Deji Bryce Olukotun, a Nigerian-American science fiction writer whose work has been described as “AfricanFuturist,” will deliver the inaugural April Selley Memorial Lecture on Wednesday, March 3, at 5 p.m.
Olukotun is the author of After the Flare, a novel about a world reordered by a catastrophic solar flare. Electrical grids are crippled and cyberattacks have paralyzed all communication. The book touches on a wide range of topics including post-colonial studies, Boko Haram, the Nigerian space program, gender, race and science. His debut novel, Nigerians in Space, follows an international arc as a Nigerian immigrant geologist sets out to obtain rocks from the moon’s surface.
Another Nigerian-American author, Nnedi Okorafor, offers a definition of AfricanFuturism. “[It] is a sub-category of science fiction. It is more deeply rooted in African cultures, histories, and mythologies. It does not privilege or center the West. It is concerned with visions of the future and is centered on and written by people of African descent. It is rooted first and foremost in Africa.”
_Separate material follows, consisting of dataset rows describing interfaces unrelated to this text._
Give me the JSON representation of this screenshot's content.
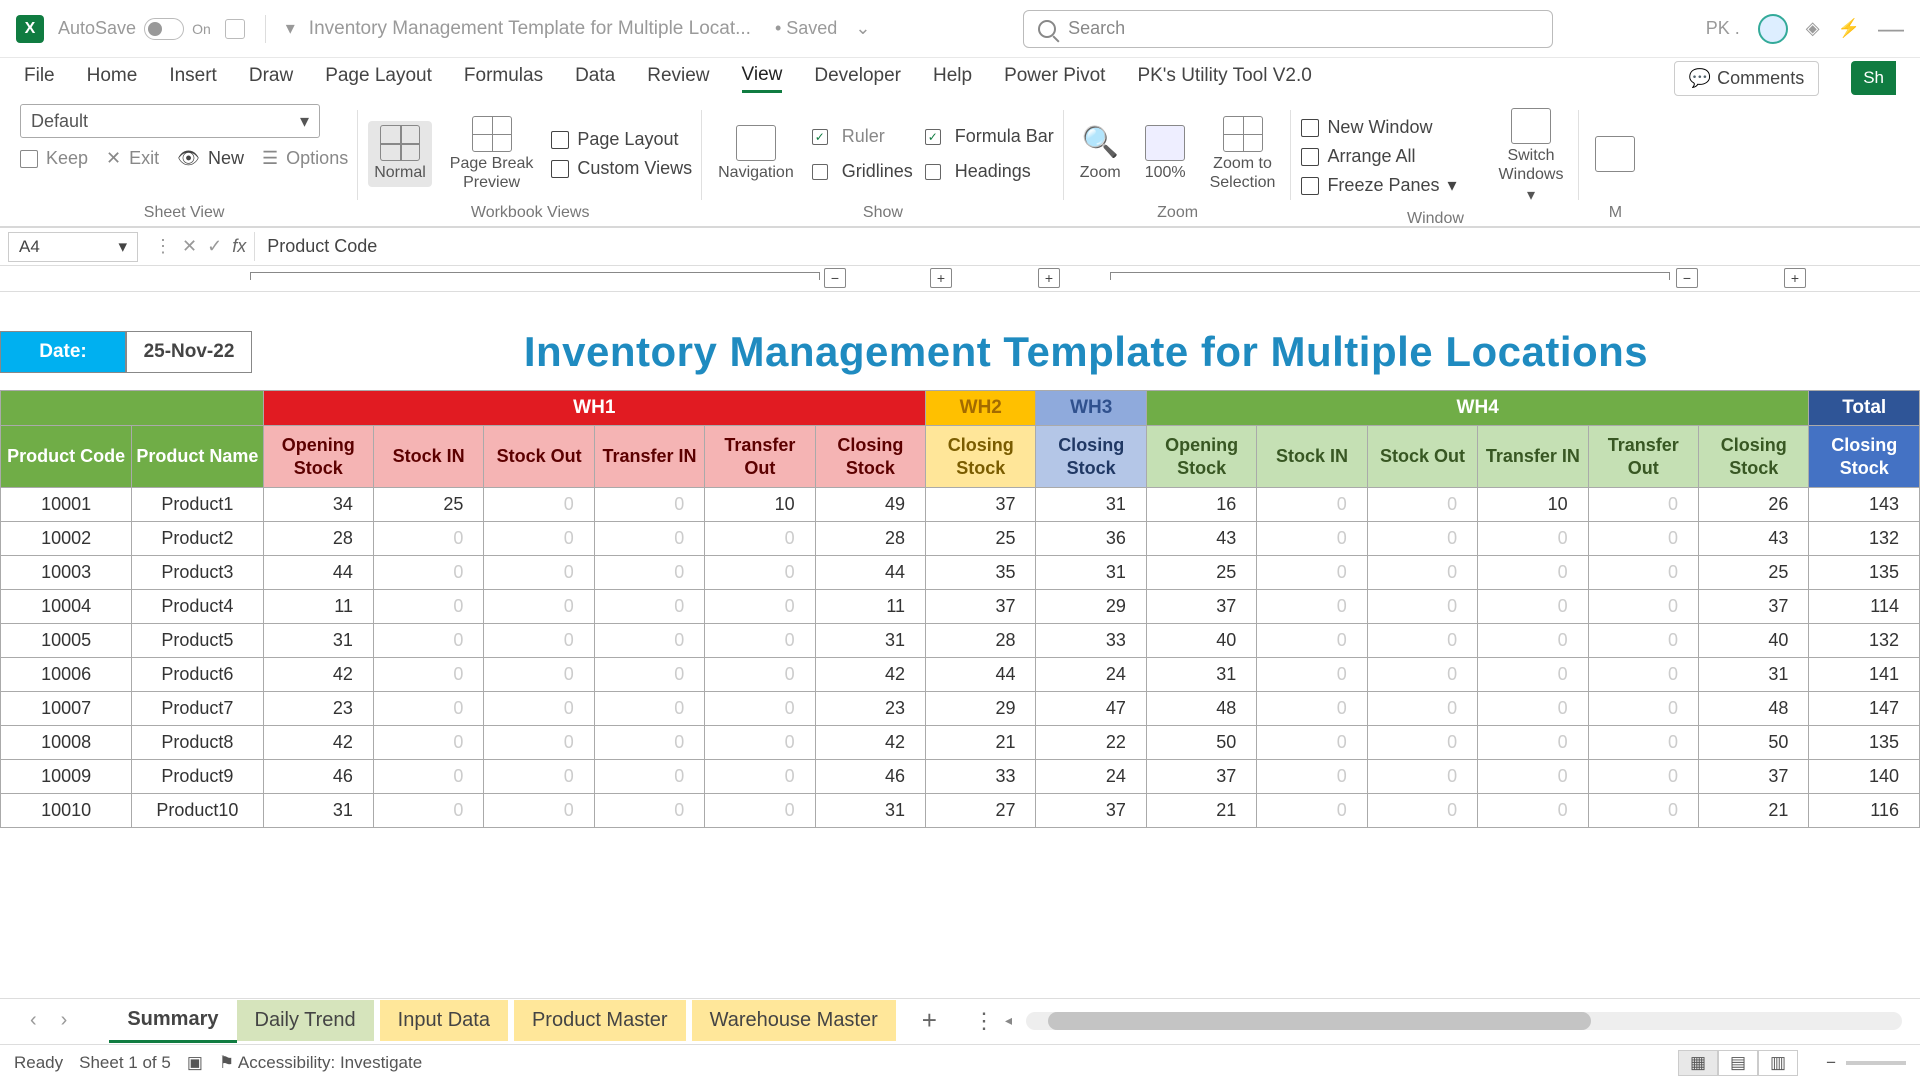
{
  "titlebar": {
    "autosave": "AutoSave",
    "autosave_state": "On",
    "doc_title": "Inventory Management Template for Multiple Locat...",
    "save_status": "• Saved",
    "search_placeholder": "Search",
    "user": "PK ."
  },
  "menu": {
    "tabs": [
      "File",
      "Home",
      "Insert",
      "Draw",
      "Page Layout",
      "Formulas",
      "Data",
      "Review",
      "View",
      "Developer",
      "Help",
      "Power Pivot",
      "PK's Utility Tool V2.0"
    ],
    "active": "View",
    "comments": "Comments",
    "share": "Sh"
  },
  "ribbon": {
    "sheetview": {
      "select": "Default",
      "keep": "Keep",
      "exit": "Exit",
      "new": "New",
      "options": "Options",
      "label": "Sheet View"
    },
    "workbook": {
      "normal": "Normal",
      "page_break": "Page Break\nPreview",
      "page_layout": "Page Layout",
      "custom_views": "Custom Views",
      "label": "Workbook Views"
    },
    "show": {
      "navigation": "Navigation",
      "ruler": "Ruler",
      "gridlines": "Gridlines",
      "formula_bar": "Formula Bar",
      "headings": "Headings",
      "label": "Show"
    },
    "zoom": {
      "zoom": "Zoom",
      "hundred": "100%",
      "selection": "Zoom to\nSelection",
      "label": "Zoom"
    },
    "window": {
      "new_window": "New Window",
      "arrange_all": "Arrange All",
      "freeze": "Freeze Panes",
      "switch": "Switch\nWindows",
      "label": "Window"
    },
    "macros": "M"
  },
  "formula": {
    "cell": "A4",
    "value": "Product Code"
  },
  "sheet": {
    "date_label": "Date:",
    "date_value": "25-Nov-22",
    "title": "Inventory Management Template for Multiple Locations",
    "warehouses": [
      "WH1",
      "WH2",
      "WH3",
      "WH4",
      "Total"
    ],
    "cols_info": [
      "Product Code",
      "Product Name"
    ],
    "cols_wh1": [
      "Opening Stock",
      "Stock IN",
      "Stock Out",
      "Transfer IN",
      "Transfer Out",
      "Closing Stock"
    ],
    "cols_single": "Closing Stock",
    "cols_wh4": [
      "Opening Stock",
      "Stock IN",
      "Stock Out",
      "Transfer IN",
      "Transfer Out",
      "Closing Stock"
    ],
    "cols_total": "Closing Stock",
    "rows": [
      {
        "code": "10001",
        "name": "Product1",
        "w1": [
          34,
          25,
          0,
          0,
          10,
          49
        ],
        "w2": 37,
        "w3": 31,
        "w4": [
          16,
          0,
          0,
          10,
          0,
          26
        ],
        "tot": 143
      },
      {
        "code": "10002",
        "name": "Product2",
        "w1": [
          28,
          0,
          0,
          0,
          0,
          28
        ],
        "w2": 25,
        "w3": 36,
        "w4": [
          43,
          0,
          0,
          0,
          0,
          43
        ],
        "tot": 132
      },
      {
        "code": "10003",
        "name": "Product3",
        "w1": [
          44,
          0,
          0,
          0,
          0,
          44
        ],
        "w2": 35,
        "w3": 31,
        "w4": [
          25,
          0,
          0,
          0,
          0,
          25
        ],
        "tot": 135
      },
      {
        "code": "10004",
        "name": "Product4",
        "w1": [
          11,
          0,
          0,
          0,
          0,
          11
        ],
        "w2": 37,
        "w3": 29,
        "w4": [
          37,
          0,
          0,
          0,
          0,
          37
        ],
        "tot": 114
      },
      {
        "code": "10005",
        "name": "Product5",
        "w1": [
          31,
          0,
          0,
          0,
          0,
          31
        ],
        "w2": 28,
        "w3": 33,
        "w4": [
          40,
          0,
          0,
          0,
          0,
          40
        ],
        "tot": 132
      },
      {
        "code": "10006",
        "name": "Product6",
        "w1": [
          42,
          0,
          0,
          0,
          0,
          42
        ],
        "w2": 44,
        "w3": 24,
        "w4": [
          31,
          0,
          0,
          0,
          0,
          31
        ],
        "tot": 141
      },
      {
        "code": "10007",
        "name": "Product7",
        "w1": [
          23,
          0,
          0,
          0,
          0,
          23
        ],
        "w2": 29,
        "w3": 47,
        "w4": [
          48,
          0,
          0,
          0,
          0,
          48
        ],
        "tot": 147
      },
      {
        "code": "10008",
        "name": "Product8",
        "w1": [
          42,
          0,
          0,
          0,
          0,
          42
        ],
        "w2": 21,
        "w3": 22,
        "w4": [
          50,
          0,
          0,
          0,
          0,
          50
        ],
        "tot": 135
      },
      {
        "code": "10009",
        "name": "Product9",
        "w1": [
          46,
          0,
          0,
          0,
          0,
          46
        ],
        "w2": 33,
        "w3": 24,
        "w4": [
          37,
          0,
          0,
          0,
          0,
          37
        ],
        "tot": 140
      },
      {
        "code": "10010",
        "name": "Product10",
        "w1": [
          31,
          0,
          0,
          0,
          0,
          31
        ],
        "w2": 27,
        "w3": 37,
        "w4": [
          21,
          0,
          0,
          0,
          0,
          21
        ],
        "tot": 116
      }
    ]
  },
  "tabs": {
    "items": [
      "Summary",
      "Daily Trend",
      "Input Data",
      "Product Master",
      "Warehouse Master"
    ],
    "active": "Summary"
  },
  "status": {
    "ready": "Ready",
    "sheet": "Sheet 1 of 5",
    "accessibility": "Accessibility: Investigate"
  }
}
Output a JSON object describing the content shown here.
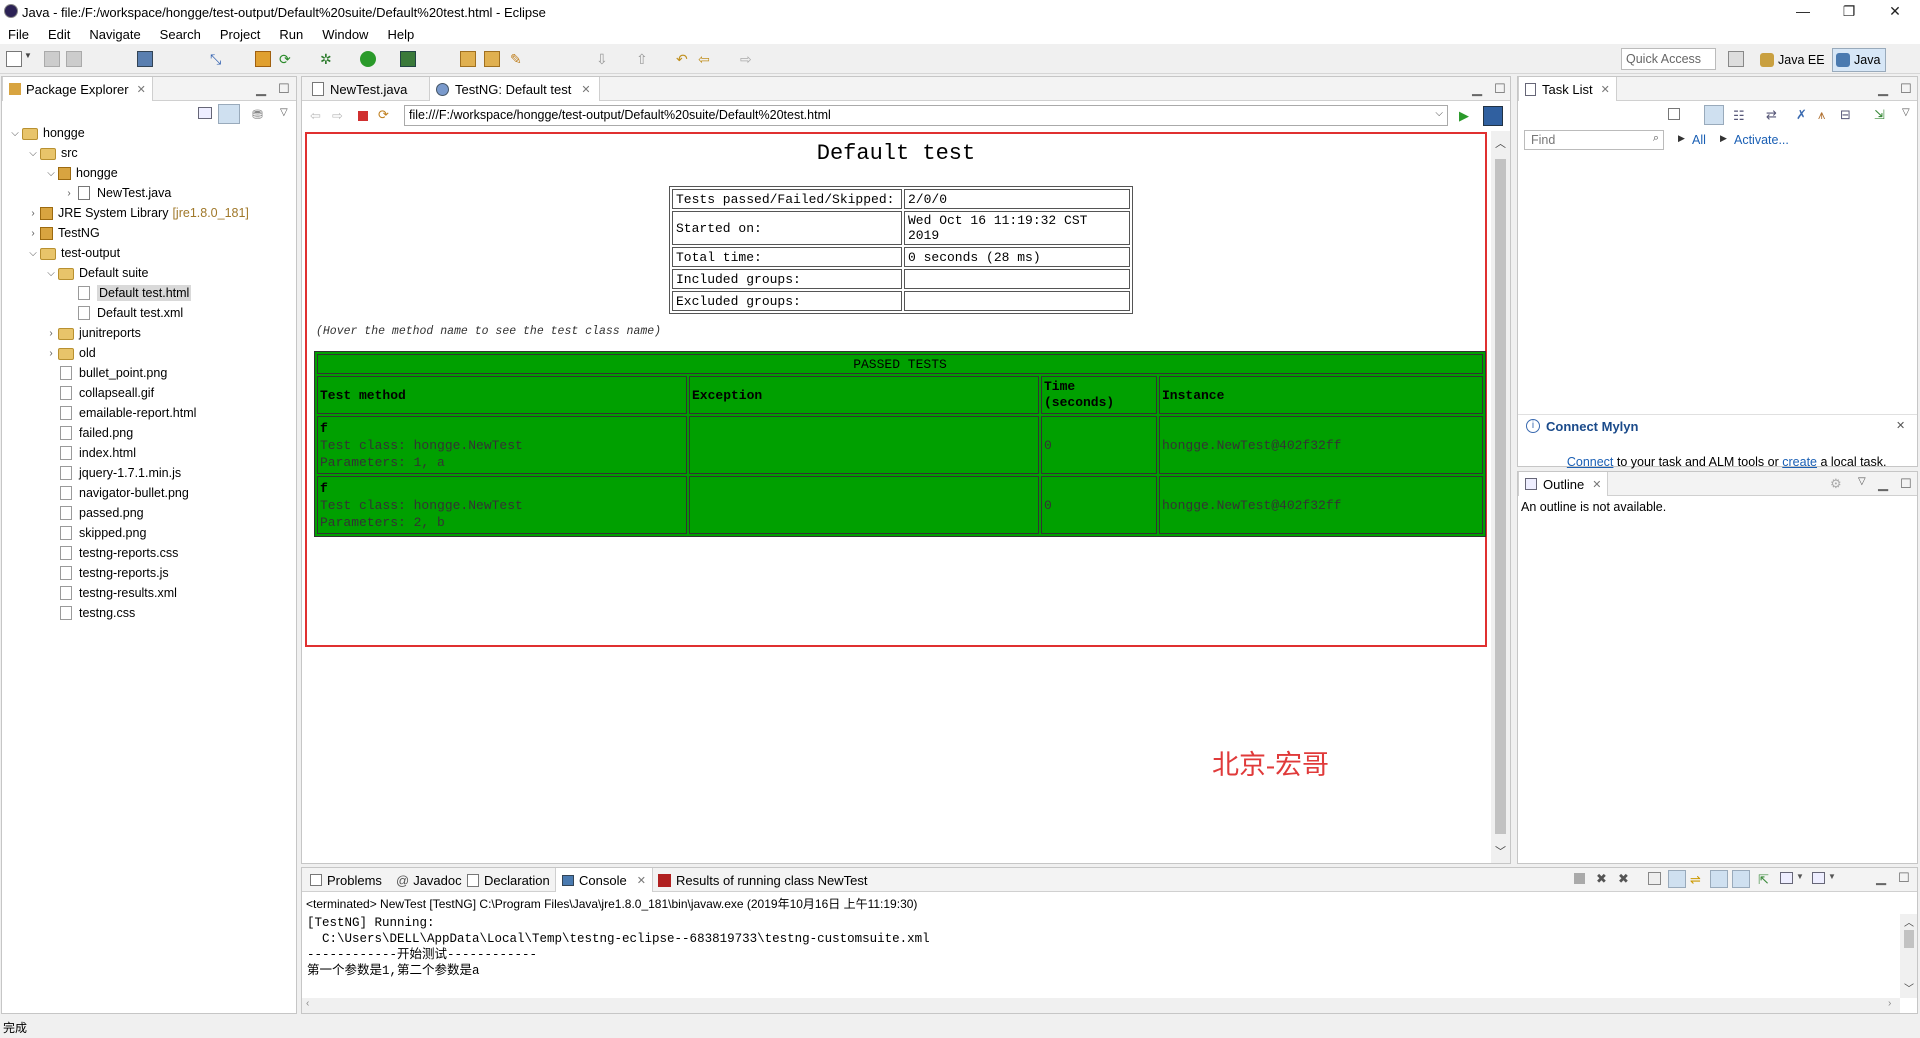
{
  "window": {
    "title": "Java - file:/F:/workspace/hongge/test-output/Default%20suite/Default%20test.html - Eclipse",
    "controls": [
      "—",
      "❐",
      "✕"
    ]
  },
  "menu": [
    "File",
    "Edit",
    "Navigate",
    "Search",
    "Project",
    "Run",
    "Window",
    "Help"
  ],
  "toolbar": {
    "quick_access_placeholder": "Quick Access",
    "perspectives": [
      "Java EE",
      "Java"
    ]
  },
  "package_explorer": {
    "title": "Package Explorer",
    "tree": [
      {
        "label": "hongge",
        "level": 0,
        "arrow": "down",
        "icon": "project"
      },
      {
        "label": "src",
        "level": 1,
        "arrow": "down",
        "icon": "folder"
      },
      {
        "label": "hongge",
        "level": 2,
        "arrow": "down",
        "icon": "package"
      },
      {
        "label": "NewTest.java",
        "level": 3,
        "arrow": "right",
        "icon": "java"
      },
      {
        "label": "JRE System Library",
        "suffix": "[jre1.8.0_181]",
        "level": 1,
        "arrow": "right",
        "icon": "library"
      },
      {
        "label": "TestNG",
        "level": 1,
        "arrow": "right",
        "icon": "library"
      },
      {
        "label": "test-output",
        "level": 1,
        "arrow": "down",
        "icon": "folder"
      },
      {
        "label": "Default suite",
        "level": 2,
        "arrow": "down",
        "icon": "folder"
      },
      {
        "label": "Default test.html",
        "level": 3,
        "arrow": "",
        "icon": "file",
        "selected": true
      },
      {
        "label": "Default test.xml",
        "level": 3,
        "arrow": "",
        "icon": "file"
      },
      {
        "label": "junitreports",
        "level": 2,
        "arrow": "right",
        "icon": "folder"
      },
      {
        "label": "old",
        "level": 2,
        "arrow": "right",
        "icon": "folder"
      },
      {
        "label": "bullet_point.png",
        "level": 2,
        "arrow": "",
        "icon": "file"
      },
      {
        "label": "collapseall.gif",
        "level": 2,
        "arrow": "",
        "icon": "file"
      },
      {
        "label": "emailable-report.html",
        "level": 2,
        "arrow": "",
        "icon": "file"
      },
      {
        "label": "failed.png",
        "level": 2,
        "arrow": "",
        "icon": "file"
      },
      {
        "label": "index.html",
        "level": 2,
        "arrow": "",
        "icon": "file"
      },
      {
        "label": "jquery-1.7.1.min.js",
        "level": 2,
        "arrow": "",
        "icon": "file"
      },
      {
        "label": "navigator-bullet.png",
        "level": 2,
        "arrow": "",
        "icon": "file"
      },
      {
        "label": "passed.png",
        "level": 2,
        "arrow": "",
        "icon": "file"
      },
      {
        "label": "skipped.png",
        "level": 2,
        "arrow": "",
        "icon": "file"
      },
      {
        "label": "testng-reports.css",
        "level": 2,
        "arrow": "",
        "icon": "file"
      },
      {
        "label": "testng-reports.js",
        "level": 2,
        "arrow": "",
        "icon": "file"
      },
      {
        "label": "testng-results.xml",
        "level": 2,
        "arrow": "",
        "icon": "file"
      },
      {
        "label": "testng.css",
        "level": 2,
        "arrow": "",
        "icon": "file"
      }
    ]
  },
  "editor": {
    "tabs": [
      {
        "label": "NewTest.java",
        "active": false
      },
      {
        "label": "TestNG: Default test",
        "active": true
      }
    ],
    "url": "file:///F:/workspace/hongge/test-output/Default%20suite/Default%20test.html",
    "report": {
      "title": "Default test",
      "info": [
        {
          "label": "Tests passed/Failed/Skipped:",
          "value": "2/0/0"
        },
        {
          "label": "Started on:",
          "value": "Wed Oct 16 11:19:32 CST 2019"
        },
        {
          "label": "Total time:",
          "value": "0 seconds (28 ms)"
        },
        {
          "label": "Included groups:",
          "value": ""
        },
        {
          "label": "Excluded groups:",
          "value": ""
        }
      ],
      "hint": "(Hover the method name to see the test class name)",
      "passed_header": "PASSED TESTS",
      "columns": [
        "Test method",
        "Exception",
        "Time\n(seconds)",
        "Instance"
      ],
      "rows": [
        {
          "method": "f",
          "class_line": "Test class: hongge.NewTest",
          "params_line": "Parameters: 1, a",
          "exception": "",
          "time": "0",
          "instance": "hongge.NewTest@402f32ff"
        },
        {
          "method": "f",
          "class_line": "Test class: hongge.NewTest",
          "params_line": "Parameters: 2, b",
          "exception": "",
          "time": "0",
          "instance": "hongge.NewTest@402f32ff"
        }
      ]
    },
    "watermark": "北京-宏哥"
  },
  "task_list": {
    "title": "Task List",
    "find_placeholder": "Find",
    "all_label": "All",
    "activate_label": "Activate...",
    "mylyn_title": "Connect Mylyn",
    "mylyn_connect": "Connect",
    "mylyn_text_1": " to your task and ALM tools or ",
    "mylyn_create": "create",
    "mylyn_text_2": " a local task."
  },
  "outline": {
    "title": "Outline",
    "empty_text": "An outline is not available."
  },
  "bottom": {
    "tabs": [
      {
        "label": "Problems",
        "active": false
      },
      {
        "label": "Javadoc",
        "active": false
      },
      {
        "label": "Declaration",
        "active": false
      },
      {
        "label": "Console",
        "active": true
      },
      {
        "label": "Results of running class NewTest",
        "active": false
      }
    ],
    "console_header": "<terminated> NewTest [TestNG] C:\\Program Files\\Java\\jre1.8.0_181\\bin\\javaw.exe (2019年10月16日 上午11:19:30)",
    "console_lines": [
      "[TestNG] Running:",
      "  C:\\Users\\DELL\\AppData\\Local\\Temp\\testng-eclipse--683819733\\testng-customsuite.xml",
      "",
      "------------开始测试------------",
      "第一个参数是1,第二个参数是a"
    ]
  },
  "status_bar": {
    "text": "完成"
  }
}
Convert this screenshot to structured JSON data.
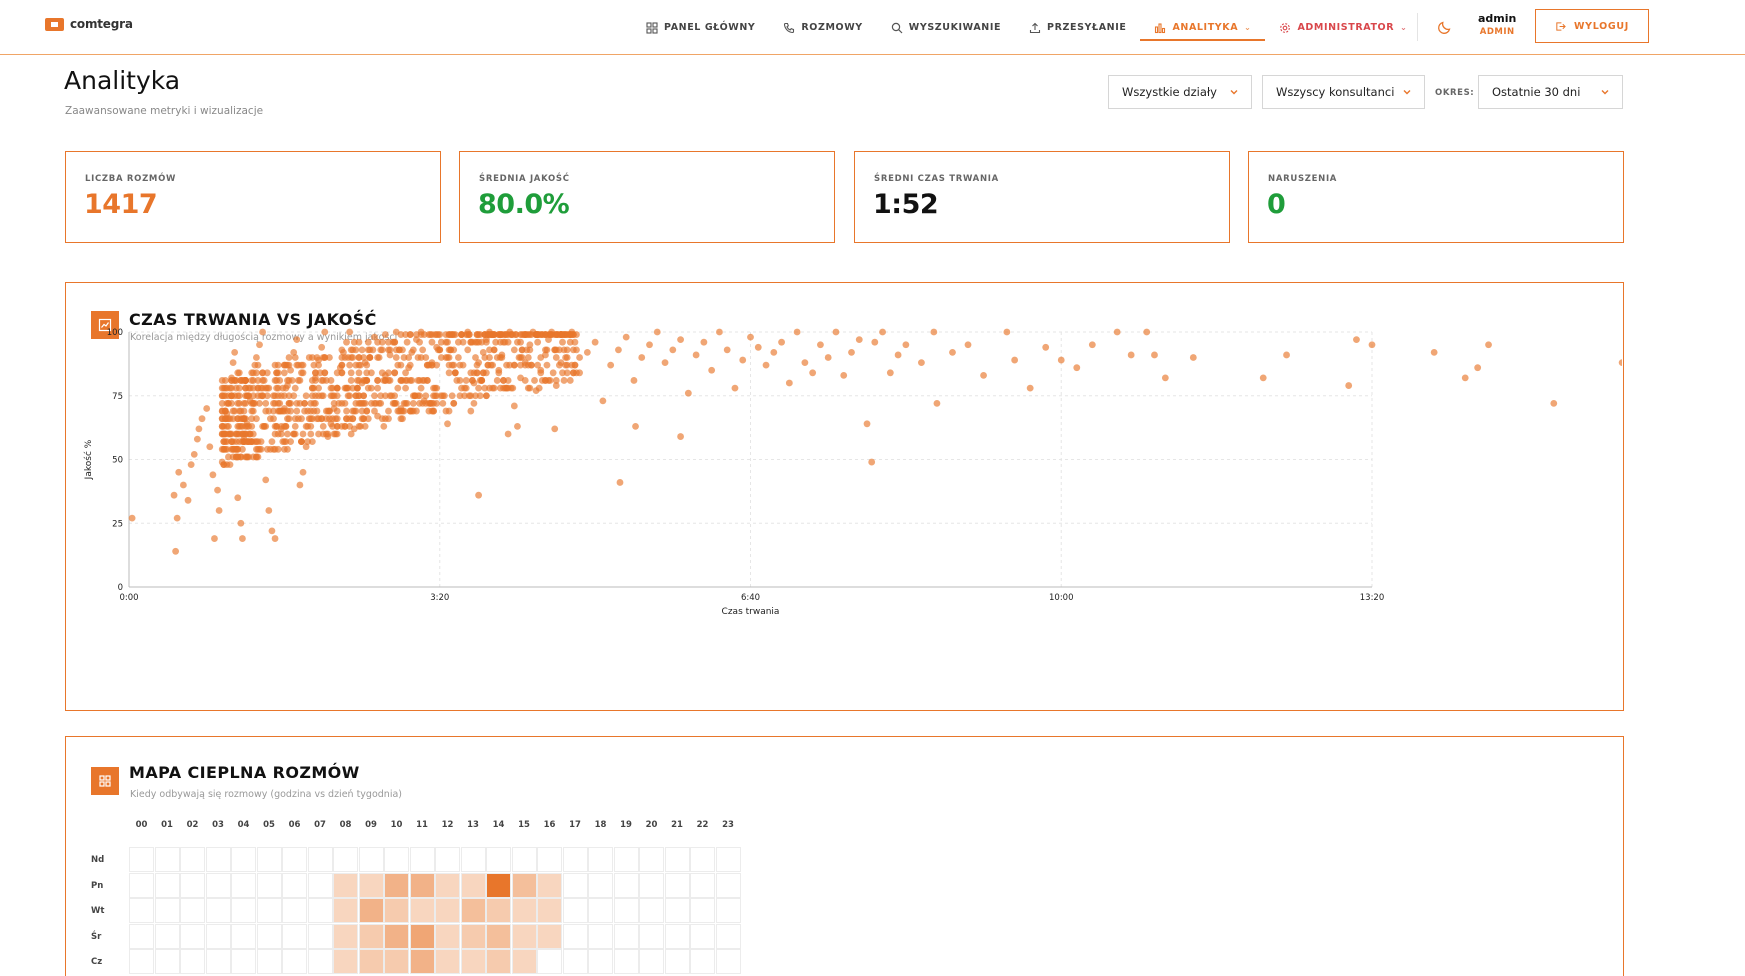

The lecture honors the memory of April Selley, a devoted English professor and writer who instilled in students her joy of literature and the craft of creative writing. She passed away in 2016. The talk in sponsored by Union’s English Department and coordinated by Robyn Reed, associate librarian, and Prof. Hugh Jenkins.